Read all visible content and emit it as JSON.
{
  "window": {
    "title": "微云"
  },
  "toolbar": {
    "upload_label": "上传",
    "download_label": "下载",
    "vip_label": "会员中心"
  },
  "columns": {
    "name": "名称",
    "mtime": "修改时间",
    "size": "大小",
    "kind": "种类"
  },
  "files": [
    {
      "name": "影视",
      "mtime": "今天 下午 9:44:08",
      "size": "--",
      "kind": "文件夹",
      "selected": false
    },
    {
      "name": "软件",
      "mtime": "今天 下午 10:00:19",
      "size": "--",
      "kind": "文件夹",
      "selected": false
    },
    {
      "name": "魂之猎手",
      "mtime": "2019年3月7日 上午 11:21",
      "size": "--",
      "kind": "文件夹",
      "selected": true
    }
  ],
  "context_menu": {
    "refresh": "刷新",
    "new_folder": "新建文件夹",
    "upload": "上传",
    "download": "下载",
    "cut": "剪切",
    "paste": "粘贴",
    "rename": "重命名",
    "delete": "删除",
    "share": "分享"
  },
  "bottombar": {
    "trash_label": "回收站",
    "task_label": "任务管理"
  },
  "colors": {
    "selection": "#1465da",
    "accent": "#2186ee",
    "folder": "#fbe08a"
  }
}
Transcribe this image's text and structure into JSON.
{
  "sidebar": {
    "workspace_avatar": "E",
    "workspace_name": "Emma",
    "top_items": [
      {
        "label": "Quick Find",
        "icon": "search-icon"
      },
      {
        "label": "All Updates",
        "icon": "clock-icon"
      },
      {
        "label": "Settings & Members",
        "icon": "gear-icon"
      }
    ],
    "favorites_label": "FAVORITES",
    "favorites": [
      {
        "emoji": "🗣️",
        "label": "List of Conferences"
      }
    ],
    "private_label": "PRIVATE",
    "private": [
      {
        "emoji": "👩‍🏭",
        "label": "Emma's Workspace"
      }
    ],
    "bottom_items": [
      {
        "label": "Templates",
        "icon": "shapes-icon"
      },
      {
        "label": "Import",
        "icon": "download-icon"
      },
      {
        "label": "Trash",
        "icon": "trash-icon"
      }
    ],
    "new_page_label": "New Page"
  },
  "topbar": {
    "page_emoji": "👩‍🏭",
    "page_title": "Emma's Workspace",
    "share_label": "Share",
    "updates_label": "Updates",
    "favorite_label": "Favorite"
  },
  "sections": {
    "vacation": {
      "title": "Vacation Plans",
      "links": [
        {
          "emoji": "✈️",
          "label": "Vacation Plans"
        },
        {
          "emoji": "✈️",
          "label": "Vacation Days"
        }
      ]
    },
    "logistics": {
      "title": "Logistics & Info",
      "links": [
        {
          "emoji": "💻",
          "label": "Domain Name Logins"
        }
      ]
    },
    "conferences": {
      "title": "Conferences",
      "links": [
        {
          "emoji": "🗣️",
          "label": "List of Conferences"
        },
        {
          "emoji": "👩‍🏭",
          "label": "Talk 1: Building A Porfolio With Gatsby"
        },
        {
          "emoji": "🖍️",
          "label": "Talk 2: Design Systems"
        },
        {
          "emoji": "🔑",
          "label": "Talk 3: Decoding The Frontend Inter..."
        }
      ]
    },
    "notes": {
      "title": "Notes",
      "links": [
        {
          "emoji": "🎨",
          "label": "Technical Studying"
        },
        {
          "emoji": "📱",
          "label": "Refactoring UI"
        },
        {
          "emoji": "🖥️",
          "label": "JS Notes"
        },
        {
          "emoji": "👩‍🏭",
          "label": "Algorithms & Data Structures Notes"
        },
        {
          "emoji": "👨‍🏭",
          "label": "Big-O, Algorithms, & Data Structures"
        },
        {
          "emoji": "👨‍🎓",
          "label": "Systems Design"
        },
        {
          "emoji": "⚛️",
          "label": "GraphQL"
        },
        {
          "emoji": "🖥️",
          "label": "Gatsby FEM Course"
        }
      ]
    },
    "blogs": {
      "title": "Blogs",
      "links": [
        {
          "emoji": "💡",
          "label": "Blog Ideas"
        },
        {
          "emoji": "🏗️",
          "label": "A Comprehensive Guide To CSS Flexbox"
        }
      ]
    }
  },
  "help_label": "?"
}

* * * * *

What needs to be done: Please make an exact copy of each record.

Answer for the task:
Read all visible content and emit it as JSON.
{
  "window": {
    "title": "微云"
  },
  "toolbar": {
    "upload_label": "上传",
    "download_label": "下载",
    "vip_label": "会员中心"
  },
  "columns": {
    "name": "名称",
    "mtime": "修改时间",
    "size": "大小",
    "kind": "种类"
  },
  "files": [
    {
      "name": "影视",
      "mtime": "今天 下午 9:44:08",
      "size": "--",
      "kind": "文件夹",
      "selected": false
    },
    {
      "name": "软件",
      "mtime": "今天 下午 10:00:19",
      "size": "--",
      "kind": "文件夹",
      "selected": false
    },
    {
      "name": "魂之猎手",
      "mtime": "2019年3月7日 上午 11:21",
      "size": "--",
      "kind": "文件夹",
      "selected": true
    }
  ],
  "context_menu": {
    "refresh": "刷新",
    "new_folder": "新建文件夹",
    "upload": "上传",
    "download": "下载",
    "cut": "剪切",
    "paste": "粘贴",
    "rename": "重命名",
    "delete": "删除",
    "share": "分享"
  },
  "bottombar": {
    "trash_label": "回收站",
    "task_label": "任务管理"
  },
  "colors": {
    "selection": "#1465da",
    "accent": "#2186ee",
    "folder": "#fbe08a"
  }
}
Transcribe this image's text and structure into JSON.
{
  "sidebar": {
    "workspace_avatar": "E",
    "workspace_name": "Emma",
    "top_items": [
      {
        "label": "Quick Find",
        "icon": "search-icon"
      },
      {
        "label": "All Updates",
        "icon": "clock-icon"
      },
      {
        "label": "Settings & Members",
        "icon": "gear-icon"
      }
    ],
    "favorites_label": "FAVORITES",
    "favorites": [
      {
        "emoji": "🗣️",
        "label": "List of Conferences"
      }
    ],
    "private_label": "PRIVATE",
    "private": [
      {
        "emoji": "👩‍🏭",
        "label": "Emma's Workspace"
      }
    ],
    "bottom_items": [
      {
        "label": "Templates",
        "icon": "shapes-icon"
      },
      {
        "label": "Import",
        "icon": "download-icon"
      },
      {
        "label": "Trash",
        "icon": "trash-icon"
      }
    ],
    "new_page_label": "New Page"
  },
  "topbar": {
    "page_emoji": "👩‍🏭",
    "page_title": "Emma's Workspace",
    "share_label": "Share",
    "updates_label": "Updates",
    "favorite_label": "Favorite"
  },
  "sections": {
    "vacation": {
      "title": "Vacation Plans",
      "links": [
        {
          "emoji": "✈️",
          "label": "Vacation Plans"
        },
        {
          "emoji": "✈️",
          "label": "Vacation Days"
        }
      ]
    },
    "logistics": {
      "title": "Logistics & Info",
      "links": [
        {
          "emoji": "💻",
          "label": "Domain Name Logins"
        }
      ]
    },
    "conferences": {
      "title": "Conferences",
      "links": [
        {
          "emoji": "🗣️",
          "label": "List of Conferences"
        },
        {
          "emoji": "👩‍🏭",
          "label": "Talk 1: Building A Porfolio With Gatsby"
        },
        {
          "emoji": "🖍️",
          "label": "Talk 2: Design Systems"
        },
        {
          "emoji": "🔑",
          "label": "Talk 3: Decoding The Frontend Inter..."
        }
      ]
    },
    "notes": {
      "title": "Notes",
      "links": [
        {
          "emoji": "🎨",
          "label": "Technical Studying"
        },
        {
          "emoji": "📱",
          "label": "Refactoring UI"
        },
        {
          "emoji": "🖥️",
          "label": "JS Notes"
        },
        {
          "emoji": "👩‍🏭",
          "label": "Algorithms & Data Structures Notes"
        },
        {
          "emoji": "👨‍🏭",
          "label": "Big-O, Algorithms, & Data Structures"
        },
        {
          "emoji": "👨‍🎓",
          "label": "Systems Design"
        },
        {
          "emoji": "⚛️",
          "label": "GraphQL"
        },
        {
          "emoji": "🖥️",
          "label": "Gatsby FEM Course"
        }
      ]
    },
    "blogs": {
      "title": "Blogs",
      "links": [
        {
          "emoji": "💡",
          "label": "Blog Ideas"
        },
        {
          "emoji": "🏗️",
          "label": "A Comprehensive Guide To CSS Flexbox"
        }
      ]
    }
  },
  "help_label": "?"
}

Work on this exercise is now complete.